[[ Record extracts, beginning ]]

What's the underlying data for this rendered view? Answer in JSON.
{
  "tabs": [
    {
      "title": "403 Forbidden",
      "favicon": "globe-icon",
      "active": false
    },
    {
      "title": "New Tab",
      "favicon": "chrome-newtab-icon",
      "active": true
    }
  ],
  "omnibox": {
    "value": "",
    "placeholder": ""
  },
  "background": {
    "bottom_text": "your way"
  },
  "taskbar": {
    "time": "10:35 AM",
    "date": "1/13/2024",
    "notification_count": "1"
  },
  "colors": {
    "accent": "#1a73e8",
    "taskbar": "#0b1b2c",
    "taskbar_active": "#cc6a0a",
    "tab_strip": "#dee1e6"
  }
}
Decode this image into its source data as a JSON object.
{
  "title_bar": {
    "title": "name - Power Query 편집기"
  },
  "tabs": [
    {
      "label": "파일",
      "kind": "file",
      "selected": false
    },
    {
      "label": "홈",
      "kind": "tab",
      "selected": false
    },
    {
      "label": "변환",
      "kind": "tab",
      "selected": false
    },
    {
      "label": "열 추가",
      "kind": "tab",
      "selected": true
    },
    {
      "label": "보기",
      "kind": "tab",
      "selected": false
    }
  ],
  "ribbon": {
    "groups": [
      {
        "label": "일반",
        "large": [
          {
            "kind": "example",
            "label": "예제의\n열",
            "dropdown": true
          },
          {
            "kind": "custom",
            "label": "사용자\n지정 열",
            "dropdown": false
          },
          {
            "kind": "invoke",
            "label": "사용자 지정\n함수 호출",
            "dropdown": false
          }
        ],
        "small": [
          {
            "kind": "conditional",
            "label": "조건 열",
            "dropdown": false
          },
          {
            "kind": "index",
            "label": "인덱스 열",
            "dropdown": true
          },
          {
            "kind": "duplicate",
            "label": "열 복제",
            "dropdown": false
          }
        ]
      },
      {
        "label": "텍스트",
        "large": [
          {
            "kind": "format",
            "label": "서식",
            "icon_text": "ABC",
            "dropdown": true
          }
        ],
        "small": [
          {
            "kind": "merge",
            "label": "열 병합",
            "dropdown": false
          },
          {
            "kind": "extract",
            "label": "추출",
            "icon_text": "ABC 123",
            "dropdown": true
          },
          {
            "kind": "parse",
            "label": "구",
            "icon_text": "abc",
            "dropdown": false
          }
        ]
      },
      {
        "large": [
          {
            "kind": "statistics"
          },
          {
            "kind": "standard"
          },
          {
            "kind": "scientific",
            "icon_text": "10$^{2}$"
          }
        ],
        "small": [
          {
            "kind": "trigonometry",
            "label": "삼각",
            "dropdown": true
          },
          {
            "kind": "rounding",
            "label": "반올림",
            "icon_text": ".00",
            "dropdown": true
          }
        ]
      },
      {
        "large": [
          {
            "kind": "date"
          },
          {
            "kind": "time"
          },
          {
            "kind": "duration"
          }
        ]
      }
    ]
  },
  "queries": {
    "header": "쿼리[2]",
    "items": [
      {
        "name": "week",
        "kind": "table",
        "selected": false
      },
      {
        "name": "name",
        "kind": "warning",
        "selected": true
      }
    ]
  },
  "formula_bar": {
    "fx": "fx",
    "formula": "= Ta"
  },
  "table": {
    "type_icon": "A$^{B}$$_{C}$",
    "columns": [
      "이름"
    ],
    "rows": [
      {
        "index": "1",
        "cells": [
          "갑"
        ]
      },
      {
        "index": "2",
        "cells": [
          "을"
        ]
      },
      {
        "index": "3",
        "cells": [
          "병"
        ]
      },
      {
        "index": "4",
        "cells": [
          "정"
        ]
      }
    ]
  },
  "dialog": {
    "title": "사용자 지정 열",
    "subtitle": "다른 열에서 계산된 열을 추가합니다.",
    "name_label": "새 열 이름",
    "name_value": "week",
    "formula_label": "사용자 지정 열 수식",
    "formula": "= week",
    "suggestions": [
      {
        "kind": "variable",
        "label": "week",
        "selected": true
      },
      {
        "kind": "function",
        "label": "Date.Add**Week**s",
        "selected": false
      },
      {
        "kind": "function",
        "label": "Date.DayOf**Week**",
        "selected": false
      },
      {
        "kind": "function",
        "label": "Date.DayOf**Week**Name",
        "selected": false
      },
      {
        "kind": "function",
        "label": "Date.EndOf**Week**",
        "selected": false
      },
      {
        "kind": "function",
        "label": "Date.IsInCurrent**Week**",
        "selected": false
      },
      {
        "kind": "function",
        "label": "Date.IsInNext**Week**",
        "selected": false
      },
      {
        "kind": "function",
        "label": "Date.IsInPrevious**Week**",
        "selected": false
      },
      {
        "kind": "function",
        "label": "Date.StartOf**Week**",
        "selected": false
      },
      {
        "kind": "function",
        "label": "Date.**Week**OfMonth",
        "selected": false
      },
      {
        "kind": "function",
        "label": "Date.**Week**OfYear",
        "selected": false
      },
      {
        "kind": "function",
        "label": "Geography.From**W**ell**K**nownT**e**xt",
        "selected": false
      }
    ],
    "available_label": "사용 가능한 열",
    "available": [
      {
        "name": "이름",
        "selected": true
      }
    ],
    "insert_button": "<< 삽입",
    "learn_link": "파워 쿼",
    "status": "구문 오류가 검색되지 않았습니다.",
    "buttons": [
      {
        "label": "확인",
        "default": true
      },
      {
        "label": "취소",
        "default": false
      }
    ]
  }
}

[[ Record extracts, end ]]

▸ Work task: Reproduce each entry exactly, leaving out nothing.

▸ Output of the exercise:
What's the underlying data for this rendered view? Answer in JSON.
{
  "tabs": [
    {
      "title": "403 Forbidden",
      "favicon": "globe-icon",
      "active": false
    },
    {
      "title": "New Tab",
      "favicon": "chrome-newtab-icon",
      "active": true
    }
  ],
  "omnibox": {
    "value": "",
    "placeholder": ""
  },
  "background": {
    "bottom_text": "your way"
  },
  "taskbar": {
    "time": "10:35 AM",
    "date": "1/13/2024",
    "notification_count": "1"
  },
  "colors": {
    "accent": "#1a73e8",
    "taskbar": "#0b1b2c",
    "taskbar_active": "#cc6a0a",
    "tab_strip": "#dee1e6"
  }
}
Decode this image into its source data as a JSON object.
{
  "title_bar": {
    "title": "name - Power Query 편집기"
  },
  "tabs": [
    {
      "label": "파일",
      "kind": "file",
      "selected": false
    },
    {
      "label": "홈",
      "kind": "tab",
      "selected": false
    },
    {
      "label": "변환",
      "kind": "tab",
      "selected": false
    },
    {
      "label": "열 추가",
      "kind": "tab",
      "selected": true
    },
    {
      "label": "보기",
      "kind": "tab",
      "selected": false
    }
  ],
  "ribbon": {
    "groups": [
      {
        "label": "일반",
        "large": [
          {
            "kind": "example",
            "label": "예제의\n열",
            "dropdown": true
          },
          {
            "kind": "custom",
            "label": "사용자\n지정 열",
            "dropdown": false
          },
          {
            "kind": "invoke",
            "label": "사용자 지정\n함수 호출",
            "dropdown": false
          }
        ],
        "small": [
          {
            "kind": "conditional",
            "label": "조건 열",
            "dropdown": false
          },
          {
            "kind": "index",
            "label": "인덱스 열",
            "dropdown": true
          },
          {
            "kind": "duplicate",
            "label": "열 복제",
            "dropdown": false
          }
        ]
      },
      {
        "label": "텍스트",
        "large": [
          {
            "kind": "format",
            "label": "서식",
            "icon_text": "ABC",
            "dropdown": true
          }
        ],
        "small": [
          {
            "kind": "merge",
            "label": "열 병합",
            "dropdown": false
          },
          {
            "kind": "extract",
            "label": "추출",
            "icon_text": "ABC 123",
            "dropdown": true
          },
          {
            "kind": "parse",
            "label": "구",
            "icon_text": "abc",
            "dropdown": false
          }
        ]
      },
      {
        "large": [
          {
            "kind": "statistics"
          },
          {
            "kind": "standard"
          },
          {
            "kind": "scientific",
            "icon_text": "10$^{2}$"
          }
        ],
        "small": [
          {
            "kind": "trigonometry",
            "label": "삼각",
            "dropdown": true
          },
          {
            "kind": "rounding",
            "label": "반올림",
            "icon_text": ".00",
            "dropdown": true
          }
        ]
      },
      {
        "large": [
          {
            "kind": "date"
          },
          {
            "kind": "time"
          },
          {
            "kind": "duration"
          }
        ]
      }
    ]
  },
  "queries": {
    "header": "쿼리[2]",
    "items": [
      {
        "name": "week",
        "kind": "table",
        "selected": false
      },
      {
        "name": "name",
        "kind": "warning",
        "selected": true
      }
    ]
  },
  "formula_bar": {
    "fx": "fx",
    "formula": "= Ta"
  },
  "table": {
    "type_icon": "A$^{B}$$_{C}$",
    "columns": [
      "이름"
    ],
    "rows": [
      {
        "index": "1",
        "cells": [
          "갑"
        ]
      },
      {
        "index": "2",
        "cells": [
          "을"
        ]
      },
      {
        "index": "3",
        "cells": [
          "병"
        ]
      },
      {
        "index": "4",
        "cells": [
          "정"
        ]
      }
    ]
  },
  "dialog": {
    "title": "사용자 지정 열",
    "subtitle": "다른 열에서 계산된 열을 추가합니다.",
    "name_label": "새 열 이름",
    "name_value": "week",
    "formula_label": "사용자 지정 열 수식",
    "formula": "= week",
    "suggestions": [
      {
        "kind": "variable",
        "label": "week",
        "selected": true
      },
      {
        "kind": "function",
        "label": "Date.Add**Week**s",
        "selected": false
      },
      {
        "kind": "function",
        "label": "Date.DayOf**Week**",
        "selected": false
      },
      {
        "kind": "function",
        "label": "Date.DayOf**Week**Name",
        "selected": false
      },
      {
        "kind": "function",
        "label": "Date.EndOf**Week**",
        "selected": false
      },
      {
        "kind": "function",
        "label": "Date.IsInCurrent**Week**",
        "selected": false
      },
      {
        "kind": "function",
        "label": "Date.IsInNext**Week**",
        "selected": false
      },
      {
        "kind": "function",
        "label": "Date.IsInPrevious**Week**",
        "selected": false
      },
      {
        "kind": "function",
        "label": "Date.StartOf**Week**",
        "selected": false
      },
      {
        "kind": "function",
        "label": "Date.**Week**OfMonth",
        "selected": false
      },
      {
        "kind": "function",
        "label": "Date.**Week**OfYear",
        "selected": false
      },
      {
        "kind": "function",
        "label": "Geography.From**W**ell**K**nownT**e**xt",
        "selected": false
      }
    ],
    "available_label": "사용 가능한 열",
    "available": [
      {
        "name": "이름",
        "selected": true
      }
    ],
    "insert_button": "<< 삽입",
    "learn_link": "파워 쿼",
    "status": "구문 오류가 검색되지 않았습니다.",
    "buttons": [
      {
        "label": "확인",
        "default": true
      },
      {
        "label": "취소",
        "default": false
      }
    ]
  }
}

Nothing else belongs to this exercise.